If this plaintiff has any rights under this policy it is because of the wrong on the part of the company in lapsing it too soon, and by so lapsing it deprived the insured, or the beneficiary, of some rights thereunder. There is no evidence of any kind that the insured was advised of the lapsing until September 8, 1931, and this made forty-five days after it could have lapsed under the most favorable claims of the plaintiff. The most that can be said here is that on September 8, 1931, the company notified the insured that his policy had been lapsed for seventy-six days, when it had only been lapsed under the law for forty-five days. Under the most favorable contention of the plaintiff the policy had been lapsed forty-five days when he received his notice.
The fact of marking a policy lapsed on the books, would not of itself make it a lapsed policy, and the fact of writing the insured that his policy had lapsed on a certain day would not under the law lapse it on that date.
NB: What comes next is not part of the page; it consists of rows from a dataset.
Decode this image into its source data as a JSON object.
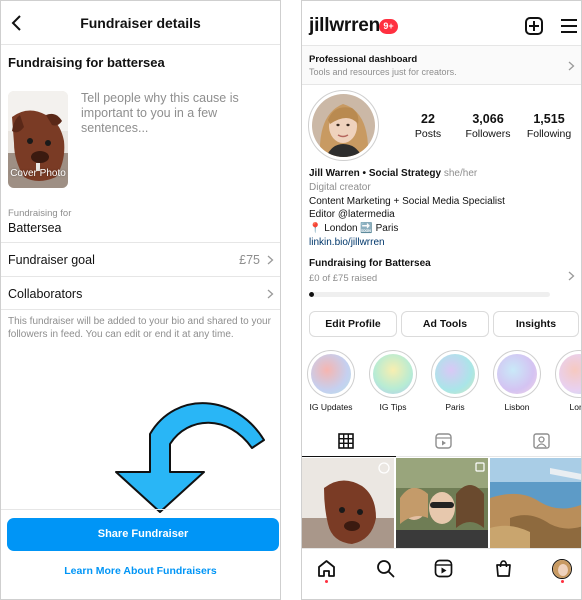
{
  "left": {
    "header_title": "Fundraiser details",
    "subheading": "Fundraising for battersea",
    "cover_photo_label": "Cover Photo",
    "description_placeholder": "Tell people why this cause is important to you in a few sentences...",
    "fundraising_for_label": "Fundraising for",
    "fundraising_for_value": "Battersea",
    "goal_label": "Fundraiser goal",
    "goal_value": "£75",
    "collaborators_label": "Collaborators",
    "note": "This fundraiser will be added to your bio and shared to your followers in feed. You can edit or end it at any time.",
    "share_button": "Share Fundraiser",
    "learn_more": "Learn More About Fundraisers",
    "arrow_color": "#29b6f6"
  },
  "right": {
    "username": "jillwrren",
    "notif_count": "9+",
    "dashboard_title": "Professional dashboard",
    "dashboard_subtitle": "Tools and resources just for creators.",
    "stats": {
      "posts_num": "22",
      "posts_label": "Posts",
      "followers_num": "3,066",
      "followers_label": "Followers",
      "following_num": "1,515",
      "following_label": "Following"
    },
    "bio": {
      "name": "Jill Warren • Social Strategy",
      "pronouns": "she/her",
      "category": "Digital creator",
      "line1": "Content Marketing + Social Media Specialist",
      "line2": "Editor @latermedia",
      "line3": "📍 London 🔜 Paris",
      "link": "linkin.bio/jillwrren"
    },
    "fundraiser": {
      "title": "Fundraising for Battersea",
      "raised": "£0 of £75 raised",
      "progress": 0.02
    },
    "buttons": {
      "edit": "Edit Profile",
      "ad_tools": "Ad Tools",
      "insights": "Insights"
    },
    "highlights": [
      {
        "label": "IG Updates"
      },
      {
        "label": "IG Tips"
      },
      {
        "label": "Paris"
      },
      {
        "label": "Lisbon"
      },
      {
        "label": "Lond"
      }
    ],
    "accent": "#0095f6",
    "badge_color": "#ff3040"
  }
}
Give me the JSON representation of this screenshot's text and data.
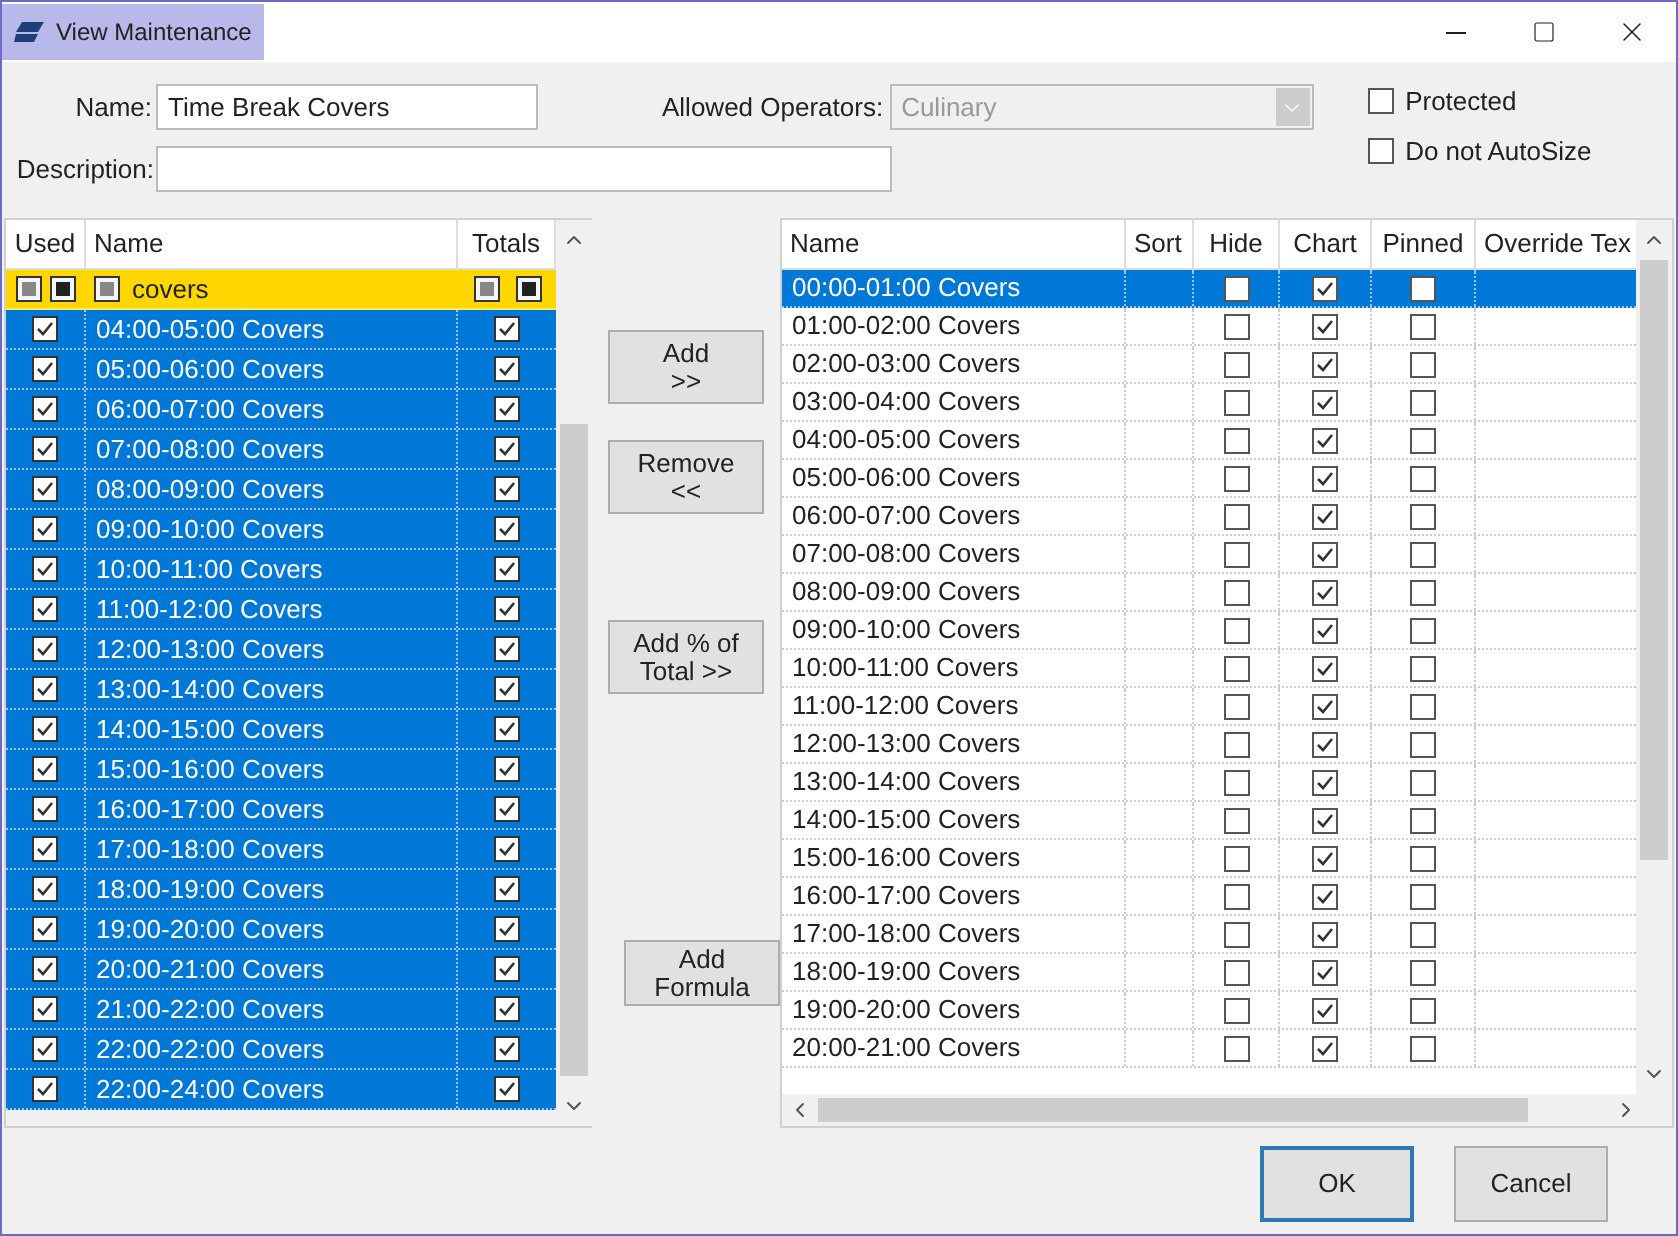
{
  "window": {
    "title": "View Maintenance"
  },
  "form": {
    "name_label": "Name:",
    "name_value": "Time Break Covers",
    "operators_label": "Allowed Operators:",
    "operators_value": "Culinary",
    "operators_disabled": true,
    "description_label": "Description:",
    "options": [
      {
        "label": "Protected",
        "checked": false
      },
      {
        "label": "Do not AutoSize",
        "checked": false
      }
    ]
  },
  "left_table": {
    "columns": [
      "Used",
      "Name",
      "Totals"
    ],
    "rows": [
      {
        "kind": "group",
        "name": "covers",
        "checks": [
          {
            "kind": "mixed",
            "checked": true
          },
          {
            "kind": "filled",
            "checked": true
          },
          {
            "kind": "mixed",
            "checked": true
          },
          {
            "kind": "mixed",
            "checked": true
          },
          {
            "kind": "filled",
            "checked": true
          }
        ]
      },
      {
        "kind": "item",
        "name": "04:00-05:00 Covers",
        "used": true,
        "totals": true,
        "selected": true
      },
      {
        "kind": "item",
        "name": "05:00-06:00 Covers",
        "used": true,
        "totals": true,
        "selected": true
      },
      {
        "kind": "item",
        "name": "06:00-07:00 Covers",
        "used": true,
        "totals": true,
        "selected": true
      },
      {
        "kind": "item",
        "name": "07:00-08:00 Covers",
        "used": true,
        "totals": true,
        "selected": true
      },
      {
        "kind": "item",
        "name": "08:00-09:00 Covers",
        "used": true,
        "totals": true,
        "selected": true
      },
      {
        "kind": "item",
        "name": "09:00-10:00 Covers",
        "used": true,
        "totals": true,
        "selected": true
      },
      {
        "kind": "item",
        "name": "10:00-11:00 Covers",
        "used": true,
        "totals": true,
        "selected": true
      },
      {
        "kind": "item",
        "name": "11:00-12:00 Covers",
        "used": true,
        "totals": true,
        "selected": true
      },
      {
        "kind": "item",
        "name": "12:00-13:00 Covers",
        "used": true,
        "totals": true,
        "selected": true
      },
      {
        "kind": "item",
        "name": "13:00-14:00 Covers",
        "used": true,
        "totals": true,
        "selected": true
      },
      {
        "kind": "item",
        "name": "14:00-15:00 Covers",
        "used": true,
        "totals": true,
        "selected": true
      },
      {
        "kind": "item",
        "name": "15:00-16:00 Covers",
        "used": true,
        "totals": true,
        "selected": true
      },
      {
        "kind": "item",
        "name": "16:00-17:00 Covers",
        "used": true,
        "totals": true,
        "selected": true
      },
      {
        "kind": "item",
        "name": "17:00-18:00 Covers",
        "used": true,
        "totals": true,
        "selected": true
      },
      {
        "kind": "item",
        "name": "18:00-19:00 Covers",
        "used": true,
        "totals": true,
        "selected": true
      },
      {
        "kind": "item",
        "name": "19:00-20:00 Covers",
        "used": true,
        "totals": true,
        "selected": true
      },
      {
        "kind": "item",
        "name": "20:00-21:00 Covers",
        "used": true,
        "totals": true,
        "selected": true
      },
      {
        "kind": "item",
        "name": "21:00-22:00 Covers",
        "used": true,
        "totals": true,
        "selected": true
      },
      {
        "kind": "item",
        "name": "22:00-22:00 Covers",
        "used": true,
        "totals": true,
        "selected": true
      },
      {
        "kind": "item",
        "name": "22:00-24:00 Covers",
        "used": true,
        "totals": true,
        "selected": true
      }
    ]
  },
  "middle_buttons": [
    {
      "lines": [
        "Add",
        ">>"
      ]
    },
    {
      "lines": [
        "Remove",
        "<<"
      ]
    },
    {
      "lines": [
        "Add % of",
        "Total >>"
      ]
    },
    {
      "lines": [
        "Add",
        "Formula"
      ]
    }
  ],
  "right_table": {
    "columns": [
      "Name",
      "Sort",
      "Hide",
      "Chart",
      "Pinned",
      "Override Tex"
    ],
    "rows": [
      {
        "name": "00:00-01:00 Covers",
        "hide": false,
        "chart": true,
        "pinned": false,
        "selected": true
      },
      {
        "name": "01:00-02:00 Covers",
        "hide": false,
        "chart": true,
        "pinned": false,
        "selected": false
      },
      {
        "name": "02:00-03:00 Covers",
        "hide": false,
        "chart": true,
        "pinned": false,
        "selected": false
      },
      {
        "name": "03:00-04:00 Covers",
        "hide": false,
        "chart": true,
        "pinned": false,
        "selected": false
      },
      {
        "name": "04:00-05:00 Covers",
        "hide": false,
        "chart": true,
        "pinned": false,
        "selected": false
      },
      {
        "name": "05:00-06:00 Covers",
        "hide": false,
        "chart": true,
        "pinned": false,
        "selected": false
      },
      {
        "name": "06:00-07:00 Covers",
        "hide": false,
        "chart": true,
        "pinned": false,
        "selected": false
      },
      {
        "name": "07:00-08:00 Covers",
        "hide": false,
        "chart": true,
        "pinned": false,
        "selected": false
      },
      {
        "name": "08:00-09:00 Covers",
        "hide": false,
        "chart": true,
        "pinned": false,
        "selected": false
      },
      {
        "name": "09:00-10:00 Covers",
        "hide": false,
        "chart": true,
        "pinned": false,
        "selected": false
      },
      {
        "name": "10:00-11:00 Covers",
        "hide": false,
        "chart": true,
        "pinned": false,
        "selected": false
      },
      {
        "name": "11:00-12:00 Covers",
        "hide": false,
        "chart": true,
        "pinned": false,
        "selected": false
      },
      {
        "name": "12:00-13:00 Covers",
        "hide": false,
        "chart": true,
        "pinned": false,
        "selected": false
      },
      {
        "name": "13:00-14:00 Covers",
        "hide": false,
        "chart": true,
        "pinned": false,
        "selected": false
      },
      {
        "name": "14:00-15:00 Covers",
        "hide": false,
        "chart": true,
        "pinned": false,
        "selected": false
      },
      {
        "name": "15:00-16:00 Covers",
        "hide": false,
        "chart": true,
        "pinned": false,
        "selected": false
      },
      {
        "name": "16:00-17:00 Covers",
        "hide": false,
        "chart": true,
        "pinned": false,
        "selected": false
      },
      {
        "name": "17:00-18:00 Covers",
        "hide": false,
        "chart": true,
        "pinned": false,
        "selected": false
      },
      {
        "name": "18:00-19:00 Covers",
        "hide": false,
        "chart": true,
        "pinned": false,
        "selected": false
      },
      {
        "name": "19:00-20:00 Covers",
        "hide": false,
        "chart": true,
        "pinned": false,
        "selected": false
      },
      {
        "name": "20:00-21:00 Covers",
        "hide": false,
        "chart": true,
        "pinned": false,
        "selected": false
      }
    ]
  },
  "footer_buttons": [
    {
      "label": "OK",
      "default": true
    },
    {
      "label": "Cancel",
      "default": false
    }
  ]
}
It seems that the only effect the notice to the insured could have, was to deprive him of some right if any he had under the policy, or cause him to do something or refrain from doing something to protect his rights. But in this instance he had no rights under the policy at the date he was notified of its lapsing. His rights had expired at the end of the time covered by his note, which at the very most was thirty-one days after the due date of the note, and forty-five days before he was advised that his policy had lapsed.
The plaintiff has cited us quite a number of cases in an effort to convince us that the trial court should not have given the peremptory instruction to find for the defendant. Among these cases are the following Missouri cases: Fallis v. Ins. Co., 243 S.W., l.c. 218; Roberts v. Assurance Co., 220 S.W. 996; Spencer v. Sec. Ben. Assn., 297 S.W. 989; Newman v. John Hancock Mut. Ins. Co., 7 S.W.2d 1015; Klinkhardt v. Crescent Ins. Co., 47 S.W.2d 210; Bellis v. M.W.A., 49 S.W.2d 1059.
These cases are based upon different facts from this case. In all of those cases some effort was made by the insured either by tender or otherwise to keep the policy in force or to continue it according to the insured's theory of the case.
We do not read any of those cases to hold that the insured may wait until his policy has lapsed because of non-payment on his part, and then after the time has lapsed for payment, he or his beneficiary discovers that the company had said his policy had elapsed at a time prior to its true lapsing date under the law. Under the unquestioned testimony in this case the insured had permitted his policy to lapse. There is not a scintilla of testimony that he made any attempt to pay any further premium thereon, or that he made any attempt to reinstate the policy although he knew this for more than two years prior to his death and there is no evidence that the lapsing of the policy in any way prevented his further action, nor is there any evidence that he ever considered that he was insured after the term bought and covered by his note.
We are forced to the conclusion that under the uncontroverted facts in this case the trial court committed error in not giving the instruction directing a verdict for the defendant. We are justified in this conclusion by the admitted facts, and the opinion of our Supreme Court in the cause of Scotten v. Metropolitan Life Ins. Co., 81 S.W.2d 313.
The judgment should be reversed, and the cause remanded, with directions to render judgment for the defendant. It is so ordered. Allen, P.J., and Bailey, J., concur.